## What you will do
Produce a faithful copy of the data, one that leaves out the pictures.

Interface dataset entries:
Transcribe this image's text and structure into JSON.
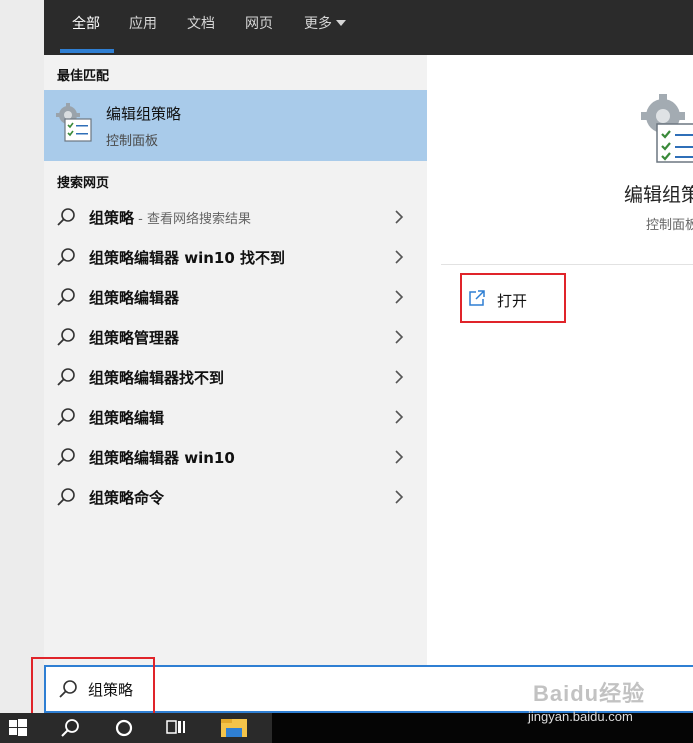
{
  "tabs": [
    {
      "label": "全部",
      "active": true
    },
    {
      "label": "应用",
      "active": false
    },
    {
      "label": "文档",
      "active": false
    },
    {
      "label": "网页",
      "active": false
    },
    {
      "label": "更多",
      "active": false
    }
  ],
  "best_match": {
    "section_title": "最佳匹配",
    "title": "编辑组策略",
    "subtitle": "控制面板",
    "icon": "group-policy-icon"
  },
  "web": {
    "section_title": "搜索网页",
    "items": [
      {
        "label": "组策略",
        "hint": " - 查看网络搜索结果"
      },
      {
        "label": "组策略编辑器 win10 找不到",
        "hint": ""
      },
      {
        "label": "组策略编辑器",
        "hint": ""
      },
      {
        "label": "组策略管理器",
        "hint": ""
      },
      {
        "label": "组策略编辑器找不到",
        "hint": ""
      },
      {
        "label": "组策略编辑",
        "hint": ""
      },
      {
        "label": "组策略编辑器 win10",
        "hint": ""
      },
      {
        "label": "组策略命令",
        "hint": ""
      }
    ]
  },
  "preview": {
    "title": "编辑组策略",
    "subtitle": "控制面板",
    "open_label": "打开"
  },
  "search": {
    "query": "组策略"
  },
  "watermark": {
    "logo": "Baidu经验",
    "url": "jingyan.baidu.com"
  },
  "colors": {
    "accent": "#2f7fd3",
    "selection": "#a9cbea",
    "highlight_box": "#e0242a",
    "tabbar": "#2b2b2b"
  }
}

## Answer
Transcribe this image's text and structure into JSON.
{
  "tabs": [
    {
      "label": "全部",
      "active": true
    },
    {
      "label": "应用",
      "active": false
    },
    {
      "label": "文档",
      "active": false
    },
    {
      "label": "网页",
      "active": false
    },
    {
      "label": "更多",
      "active": false
    }
  ],
  "best_match": {
    "section_title": "最佳匹配",
    "title": "编辑组策略",
    "subtitle": "控制面板",
    "icon": "group-policy-icon"
  },
  "web": {
    "section_title": "搜索网页",
    "items": [
      {
        "label": "组策略",
        "hint": " - 查看网络搜索结果"
      },
      {
        "label": "组策略编辑器 win10 找不到",
        "hint": ""
      },
      {
        "label": "组策略编辑器",
        "hint": ""
      },
      {
        "label": "组策略管理器",
        "hint": ""
      },
      {
        "label": "组策略编辑器找不到",
        "hint": ""
      },
      {
        "label": "组策略编辑",
        "hint": ""
      },
      {
        "label": "组策略编辑器 win10",
        "hint": ""
      },
      {
        "label": "组策略命令",
        "hint": ""
      }
    ]
  },
  "preview": {
    "title": "编辑组策略",
    "subtitle": "控制面板",
    "open_label": "打开"
  },
  "search": {
    "query": "组策略"
  },
  "watermark": {
    "logo": "Baidu经验",
    "url": "jingyan.baidu.com"
  },
  "colors": {
    "accent": "#2f7fd3",
    "selection": "#a9cbea",
    "highlight_box": "#e0242a",
    "tabbar": "#2b2b2b"
  }
}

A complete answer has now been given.